Sounds like a group of people I’ve come to know. A group of people who are easily written off by society. People labeled by society as useless, dangerous, and without purpose.
Drug addicts are the spiders of our society. I know that of which I speak, because there was a time, not so long ago, that I viewed addicts as spiders. It was so easy to fear them, writing them off as useless drains on our society. Frankly, if I’d had my way, they’d have all met the same fate as the black widow who tried to share my coffee a while back.
Thankfully, enough people have compassion for addicts that understanding and acceptance are gaining momentum in our society. My own compassion for addicts became a necessity after coming to the realization that I am one.
Not everyone has to be an addict in order to find compassion for addicts. The stigma of addiction is being peeled back, as more and more celebrities have become vocal about their own struggles with addiction.
Like him or not, Rush Limbaugh was very up front about his struggle with opioid addiction a couple decades ago. Then there is Robert Downy Jr., Ironman himself. They are joined by the likes of Ed Sheeran, Demi Lovato, and Eminem. Even Drew Barrymore, that precious little girl from the movie E.T. is one of the spiders of addiction.
As an addict, one of the spiders, I have been shown so much compassion since getting clean and finding recovery. First, compassion came from fellow addicts, as they related first-hand to the pain of addiction. Soon, others followed. As I opened up about my addiction, I found comfort in the compassion shown to me by family, friends, and coworkers.
Yes, there were and are those who will always see me as a spider. Today, I realize that’s ok. They give me an opportunity to show compassion. Some of them have been so wronged by my past actions that they will never see me as anything but a spider. Acknowledging their pain is a form of compassion in and of itself.

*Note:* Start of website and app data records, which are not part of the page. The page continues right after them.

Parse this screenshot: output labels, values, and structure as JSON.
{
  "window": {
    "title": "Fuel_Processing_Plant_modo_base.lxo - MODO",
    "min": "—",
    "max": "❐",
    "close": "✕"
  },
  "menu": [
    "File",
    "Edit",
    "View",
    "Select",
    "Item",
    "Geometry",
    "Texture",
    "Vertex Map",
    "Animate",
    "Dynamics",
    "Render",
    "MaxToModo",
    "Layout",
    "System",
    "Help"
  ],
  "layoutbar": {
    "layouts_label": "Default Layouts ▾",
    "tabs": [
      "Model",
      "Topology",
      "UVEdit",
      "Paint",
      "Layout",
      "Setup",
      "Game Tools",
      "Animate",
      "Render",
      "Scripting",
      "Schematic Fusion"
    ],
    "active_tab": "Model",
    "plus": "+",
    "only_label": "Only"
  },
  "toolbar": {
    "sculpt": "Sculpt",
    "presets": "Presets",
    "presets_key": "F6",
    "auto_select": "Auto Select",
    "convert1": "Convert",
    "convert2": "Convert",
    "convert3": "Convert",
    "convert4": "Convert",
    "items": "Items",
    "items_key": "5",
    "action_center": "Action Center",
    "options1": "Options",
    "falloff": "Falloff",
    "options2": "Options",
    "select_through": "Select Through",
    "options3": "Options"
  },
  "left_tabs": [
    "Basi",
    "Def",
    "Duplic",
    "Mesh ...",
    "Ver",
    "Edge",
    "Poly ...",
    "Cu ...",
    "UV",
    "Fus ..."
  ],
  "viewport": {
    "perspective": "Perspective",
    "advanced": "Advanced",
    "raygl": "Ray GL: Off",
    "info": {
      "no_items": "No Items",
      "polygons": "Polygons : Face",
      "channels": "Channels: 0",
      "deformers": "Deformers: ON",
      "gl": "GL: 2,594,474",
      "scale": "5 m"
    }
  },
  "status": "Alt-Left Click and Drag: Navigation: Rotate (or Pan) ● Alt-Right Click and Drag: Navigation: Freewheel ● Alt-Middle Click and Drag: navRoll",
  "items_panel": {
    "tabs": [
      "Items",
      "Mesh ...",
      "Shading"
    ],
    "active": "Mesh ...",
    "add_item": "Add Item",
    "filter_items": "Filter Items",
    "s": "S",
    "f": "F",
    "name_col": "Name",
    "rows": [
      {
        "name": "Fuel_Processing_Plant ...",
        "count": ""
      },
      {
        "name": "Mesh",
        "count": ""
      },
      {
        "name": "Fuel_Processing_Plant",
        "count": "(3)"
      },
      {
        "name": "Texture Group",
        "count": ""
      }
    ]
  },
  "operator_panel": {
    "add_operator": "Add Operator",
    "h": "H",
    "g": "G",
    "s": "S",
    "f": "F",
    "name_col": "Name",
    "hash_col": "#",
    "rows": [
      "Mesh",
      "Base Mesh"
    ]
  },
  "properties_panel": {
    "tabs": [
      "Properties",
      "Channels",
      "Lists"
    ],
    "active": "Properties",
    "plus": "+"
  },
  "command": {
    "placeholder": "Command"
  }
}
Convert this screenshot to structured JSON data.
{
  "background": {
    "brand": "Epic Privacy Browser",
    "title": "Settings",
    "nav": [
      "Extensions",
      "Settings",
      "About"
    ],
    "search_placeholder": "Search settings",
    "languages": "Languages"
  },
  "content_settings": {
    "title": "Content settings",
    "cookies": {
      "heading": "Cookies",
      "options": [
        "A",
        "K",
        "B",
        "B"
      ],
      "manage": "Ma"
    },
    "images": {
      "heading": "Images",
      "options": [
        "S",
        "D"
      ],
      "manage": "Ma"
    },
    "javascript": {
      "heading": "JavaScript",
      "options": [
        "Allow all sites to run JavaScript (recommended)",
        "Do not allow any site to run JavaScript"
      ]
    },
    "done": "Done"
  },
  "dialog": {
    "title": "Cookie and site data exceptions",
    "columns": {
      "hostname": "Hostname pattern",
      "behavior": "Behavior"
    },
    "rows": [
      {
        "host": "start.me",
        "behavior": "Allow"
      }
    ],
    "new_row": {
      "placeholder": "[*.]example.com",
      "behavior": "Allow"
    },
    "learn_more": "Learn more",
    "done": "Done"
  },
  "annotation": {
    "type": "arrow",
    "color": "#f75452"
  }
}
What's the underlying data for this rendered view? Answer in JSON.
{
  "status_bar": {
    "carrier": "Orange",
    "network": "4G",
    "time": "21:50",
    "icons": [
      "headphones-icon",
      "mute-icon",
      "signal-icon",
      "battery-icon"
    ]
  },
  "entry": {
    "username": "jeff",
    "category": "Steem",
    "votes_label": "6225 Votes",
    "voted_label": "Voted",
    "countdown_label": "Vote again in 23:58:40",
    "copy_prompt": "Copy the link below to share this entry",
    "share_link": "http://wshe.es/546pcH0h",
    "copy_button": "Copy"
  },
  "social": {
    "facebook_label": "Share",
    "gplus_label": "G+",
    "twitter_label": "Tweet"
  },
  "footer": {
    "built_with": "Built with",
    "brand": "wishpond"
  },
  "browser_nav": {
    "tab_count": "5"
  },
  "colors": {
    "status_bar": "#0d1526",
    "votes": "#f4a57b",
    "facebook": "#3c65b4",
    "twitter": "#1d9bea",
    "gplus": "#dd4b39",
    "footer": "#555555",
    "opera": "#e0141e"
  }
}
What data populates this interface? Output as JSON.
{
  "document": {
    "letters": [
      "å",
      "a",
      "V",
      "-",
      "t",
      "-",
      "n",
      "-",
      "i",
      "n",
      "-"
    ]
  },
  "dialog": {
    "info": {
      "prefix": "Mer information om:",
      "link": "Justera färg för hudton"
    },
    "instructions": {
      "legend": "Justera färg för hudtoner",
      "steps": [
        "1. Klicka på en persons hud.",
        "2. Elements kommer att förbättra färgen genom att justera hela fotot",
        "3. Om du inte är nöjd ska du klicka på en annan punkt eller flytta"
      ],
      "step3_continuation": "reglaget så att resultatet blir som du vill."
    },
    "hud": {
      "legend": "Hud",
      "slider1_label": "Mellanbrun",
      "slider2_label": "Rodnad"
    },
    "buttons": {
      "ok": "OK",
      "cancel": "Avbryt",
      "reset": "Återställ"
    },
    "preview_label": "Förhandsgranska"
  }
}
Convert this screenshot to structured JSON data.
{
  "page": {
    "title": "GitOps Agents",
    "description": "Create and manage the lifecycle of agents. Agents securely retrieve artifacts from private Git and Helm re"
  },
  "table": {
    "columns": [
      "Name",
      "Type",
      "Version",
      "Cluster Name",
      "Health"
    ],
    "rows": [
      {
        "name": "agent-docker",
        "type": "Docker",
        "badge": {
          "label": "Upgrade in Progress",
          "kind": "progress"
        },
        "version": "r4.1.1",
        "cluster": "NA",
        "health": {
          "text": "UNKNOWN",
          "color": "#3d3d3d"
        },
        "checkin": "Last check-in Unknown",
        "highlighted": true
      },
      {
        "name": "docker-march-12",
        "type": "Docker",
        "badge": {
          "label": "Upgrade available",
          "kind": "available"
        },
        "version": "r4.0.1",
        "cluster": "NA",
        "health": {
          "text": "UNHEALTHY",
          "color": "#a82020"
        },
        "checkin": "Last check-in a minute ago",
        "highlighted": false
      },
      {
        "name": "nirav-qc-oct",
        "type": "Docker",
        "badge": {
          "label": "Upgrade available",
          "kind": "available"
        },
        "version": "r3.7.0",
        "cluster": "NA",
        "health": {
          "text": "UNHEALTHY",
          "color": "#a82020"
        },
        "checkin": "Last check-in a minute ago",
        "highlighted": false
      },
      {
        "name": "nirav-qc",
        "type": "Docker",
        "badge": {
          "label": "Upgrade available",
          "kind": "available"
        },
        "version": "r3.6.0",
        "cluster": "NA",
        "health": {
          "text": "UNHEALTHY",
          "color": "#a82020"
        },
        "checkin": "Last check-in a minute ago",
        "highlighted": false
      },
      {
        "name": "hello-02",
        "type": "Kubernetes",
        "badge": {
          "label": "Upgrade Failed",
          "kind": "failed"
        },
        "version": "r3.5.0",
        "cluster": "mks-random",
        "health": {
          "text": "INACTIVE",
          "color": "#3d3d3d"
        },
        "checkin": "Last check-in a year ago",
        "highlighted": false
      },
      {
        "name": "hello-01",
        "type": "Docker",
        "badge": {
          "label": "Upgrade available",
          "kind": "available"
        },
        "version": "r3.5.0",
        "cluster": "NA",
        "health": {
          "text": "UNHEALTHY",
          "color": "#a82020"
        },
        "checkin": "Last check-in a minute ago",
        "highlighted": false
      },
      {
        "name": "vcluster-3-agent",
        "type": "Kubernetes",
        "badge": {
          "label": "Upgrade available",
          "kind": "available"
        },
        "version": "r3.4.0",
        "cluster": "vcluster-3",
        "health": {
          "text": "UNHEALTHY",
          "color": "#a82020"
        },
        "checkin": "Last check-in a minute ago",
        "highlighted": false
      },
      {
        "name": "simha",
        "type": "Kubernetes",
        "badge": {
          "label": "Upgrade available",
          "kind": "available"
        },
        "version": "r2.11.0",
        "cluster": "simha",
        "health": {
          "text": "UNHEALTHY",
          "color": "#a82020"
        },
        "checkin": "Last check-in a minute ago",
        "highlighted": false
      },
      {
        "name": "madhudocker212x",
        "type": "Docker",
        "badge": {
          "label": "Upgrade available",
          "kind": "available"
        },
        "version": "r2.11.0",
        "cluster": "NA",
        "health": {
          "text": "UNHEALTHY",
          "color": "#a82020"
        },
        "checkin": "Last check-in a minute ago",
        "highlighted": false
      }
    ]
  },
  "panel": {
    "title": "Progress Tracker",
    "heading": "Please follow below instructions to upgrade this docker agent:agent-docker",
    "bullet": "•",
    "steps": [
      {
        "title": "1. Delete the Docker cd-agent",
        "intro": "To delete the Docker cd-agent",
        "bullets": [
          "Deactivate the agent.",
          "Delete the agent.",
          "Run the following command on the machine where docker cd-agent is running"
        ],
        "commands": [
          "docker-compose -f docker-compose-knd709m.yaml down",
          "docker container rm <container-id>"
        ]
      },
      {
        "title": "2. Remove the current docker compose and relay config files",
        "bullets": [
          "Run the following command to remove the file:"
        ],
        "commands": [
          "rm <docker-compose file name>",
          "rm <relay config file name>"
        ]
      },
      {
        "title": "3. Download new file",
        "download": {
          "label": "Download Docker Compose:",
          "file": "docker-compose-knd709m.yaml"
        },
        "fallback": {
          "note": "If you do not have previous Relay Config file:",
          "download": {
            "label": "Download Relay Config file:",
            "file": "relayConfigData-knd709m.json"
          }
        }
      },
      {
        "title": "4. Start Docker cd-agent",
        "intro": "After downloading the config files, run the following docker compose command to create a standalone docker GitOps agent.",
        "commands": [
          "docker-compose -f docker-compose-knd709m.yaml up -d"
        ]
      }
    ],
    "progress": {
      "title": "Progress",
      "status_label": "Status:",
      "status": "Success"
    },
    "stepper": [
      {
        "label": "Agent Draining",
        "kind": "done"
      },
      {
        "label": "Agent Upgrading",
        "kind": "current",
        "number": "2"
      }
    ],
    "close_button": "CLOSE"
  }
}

Through the recovery program of Narcotics Anonymous, I have found compassion. Through working the steps, I have learned to practice compassion toward myself and others. No more irrational fear of spiders!
Well, my friend Mr. Spider has gone into hiding for the day. He’s no fan of sunlight. Oh, and his name… I’ve decided on Nick, after Nick Wallenda. He and his family have entertained thousands through the years as The Flying Wallendas. The famous tightrope walking family. Yep, Nick seems a fitting name.
Have a remarkable day!